So i guess what Im trying to ask is it worth buying at 580 (Currently at a 7870) or save a couple bucks pick up a 480 non reference cooler and be able to slightly overclock it to get in game benchmarks similar if closely identical to the current 580?
want the extra few fps, then you'll want to get a 580.
Very Stupid Strategy ... I now alot of people who bought GTX 1060 and wished AMD were better Just to take advantage of the cheaper Freesync Monitors.
AMD you lost millions of buyers !!! for nothing !!!
Don't think it's as simple as you make it out to be. They're a huge company with a ton of professionals, they know what they're doing.

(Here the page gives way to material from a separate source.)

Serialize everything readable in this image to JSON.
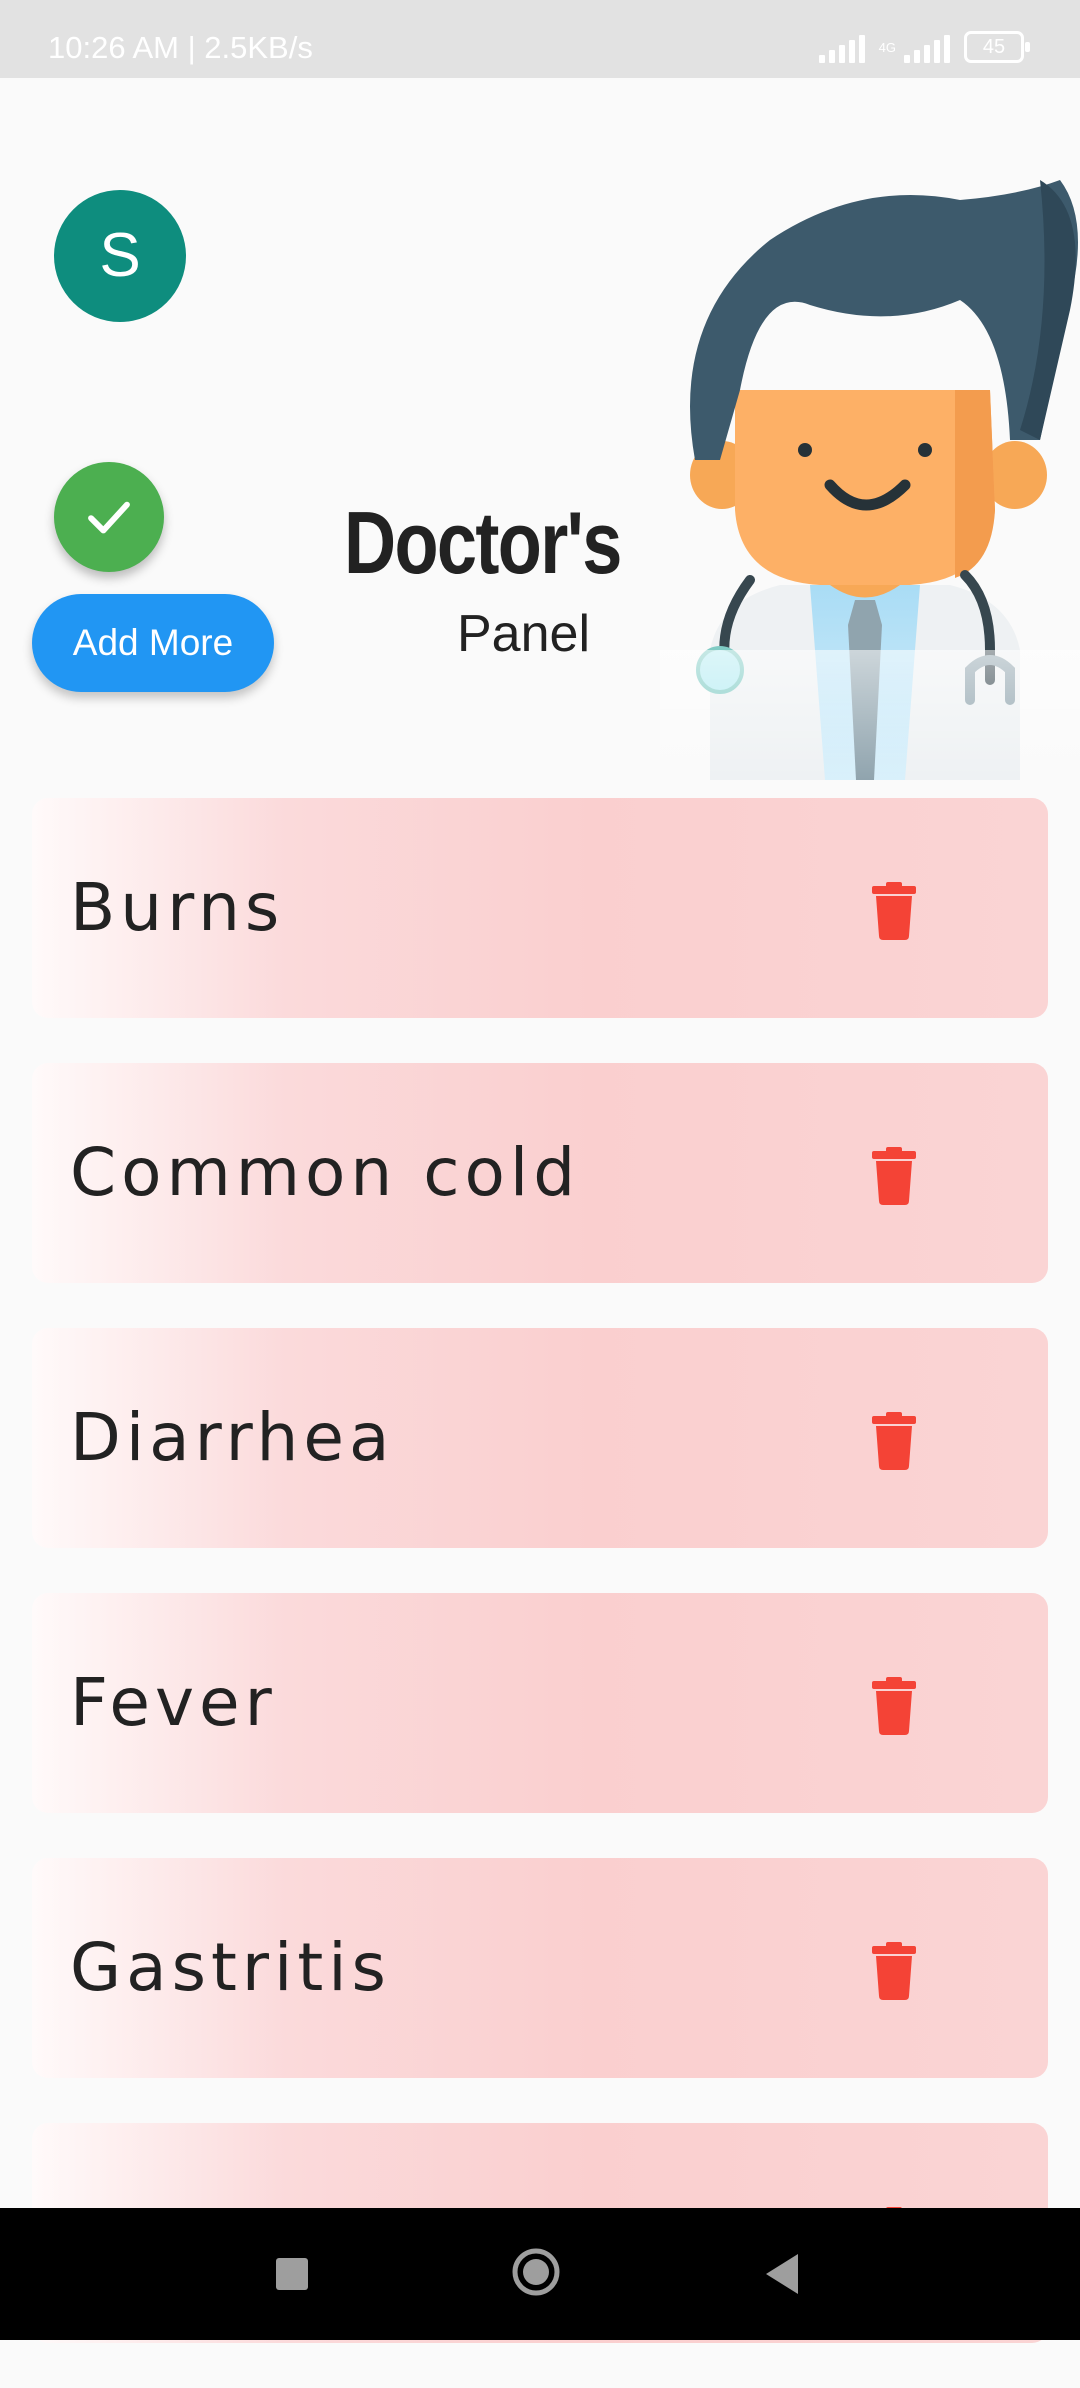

Better binning ,refinements on the power circuitry - something thats come with time after the initial production runs of the rx470/480.
Fairly normal process for how amd work in all honesty.
Has it lost them some custom to prospective buyers in the last 6 months since the rx series was released ?? Maybe a few - not even 1% of the buyers they'd have lost if theyd actually held the rx series release back until now though!!
Thats the Job of the R&D in the beta testing interval .. not after release, I am not buying this explanation at all.